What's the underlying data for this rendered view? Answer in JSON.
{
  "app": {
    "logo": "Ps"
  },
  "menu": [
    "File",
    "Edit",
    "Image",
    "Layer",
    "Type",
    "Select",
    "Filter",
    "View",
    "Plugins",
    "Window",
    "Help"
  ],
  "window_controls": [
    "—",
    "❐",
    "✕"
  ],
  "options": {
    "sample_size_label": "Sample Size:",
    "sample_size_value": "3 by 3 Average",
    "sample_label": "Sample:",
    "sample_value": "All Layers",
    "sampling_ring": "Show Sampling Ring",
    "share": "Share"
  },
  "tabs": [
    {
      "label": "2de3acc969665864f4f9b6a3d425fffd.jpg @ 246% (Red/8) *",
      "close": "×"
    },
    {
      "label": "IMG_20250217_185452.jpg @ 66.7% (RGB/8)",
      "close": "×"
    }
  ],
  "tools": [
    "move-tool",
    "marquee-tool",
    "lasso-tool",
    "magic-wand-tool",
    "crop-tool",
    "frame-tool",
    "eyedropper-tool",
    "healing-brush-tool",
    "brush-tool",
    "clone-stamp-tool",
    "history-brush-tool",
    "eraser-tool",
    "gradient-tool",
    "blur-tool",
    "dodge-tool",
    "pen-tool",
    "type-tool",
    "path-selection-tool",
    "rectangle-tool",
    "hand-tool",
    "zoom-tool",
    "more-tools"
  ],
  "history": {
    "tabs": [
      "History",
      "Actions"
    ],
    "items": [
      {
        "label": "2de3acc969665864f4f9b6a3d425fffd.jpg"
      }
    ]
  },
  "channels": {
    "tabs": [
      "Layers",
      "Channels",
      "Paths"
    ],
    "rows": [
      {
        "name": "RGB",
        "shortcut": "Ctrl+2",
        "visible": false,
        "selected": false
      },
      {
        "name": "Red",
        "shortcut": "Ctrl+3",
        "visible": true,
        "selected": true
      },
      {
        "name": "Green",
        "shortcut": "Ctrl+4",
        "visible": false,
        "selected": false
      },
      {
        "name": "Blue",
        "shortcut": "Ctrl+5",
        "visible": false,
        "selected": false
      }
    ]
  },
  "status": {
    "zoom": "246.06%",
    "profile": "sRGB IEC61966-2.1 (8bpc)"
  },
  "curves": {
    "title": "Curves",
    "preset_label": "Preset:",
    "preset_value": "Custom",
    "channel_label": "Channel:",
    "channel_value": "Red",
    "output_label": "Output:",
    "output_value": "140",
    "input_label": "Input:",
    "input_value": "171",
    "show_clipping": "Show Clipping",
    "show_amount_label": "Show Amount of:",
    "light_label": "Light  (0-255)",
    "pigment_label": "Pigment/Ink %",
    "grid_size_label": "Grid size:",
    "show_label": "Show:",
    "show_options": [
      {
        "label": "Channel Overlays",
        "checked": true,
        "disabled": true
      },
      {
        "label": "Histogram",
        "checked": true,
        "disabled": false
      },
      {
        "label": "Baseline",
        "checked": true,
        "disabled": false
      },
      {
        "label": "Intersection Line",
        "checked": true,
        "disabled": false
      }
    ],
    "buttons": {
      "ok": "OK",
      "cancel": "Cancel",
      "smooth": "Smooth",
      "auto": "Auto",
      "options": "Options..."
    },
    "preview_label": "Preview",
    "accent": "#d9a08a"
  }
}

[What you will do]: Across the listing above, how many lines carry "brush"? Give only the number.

[Response to the exercise]: 3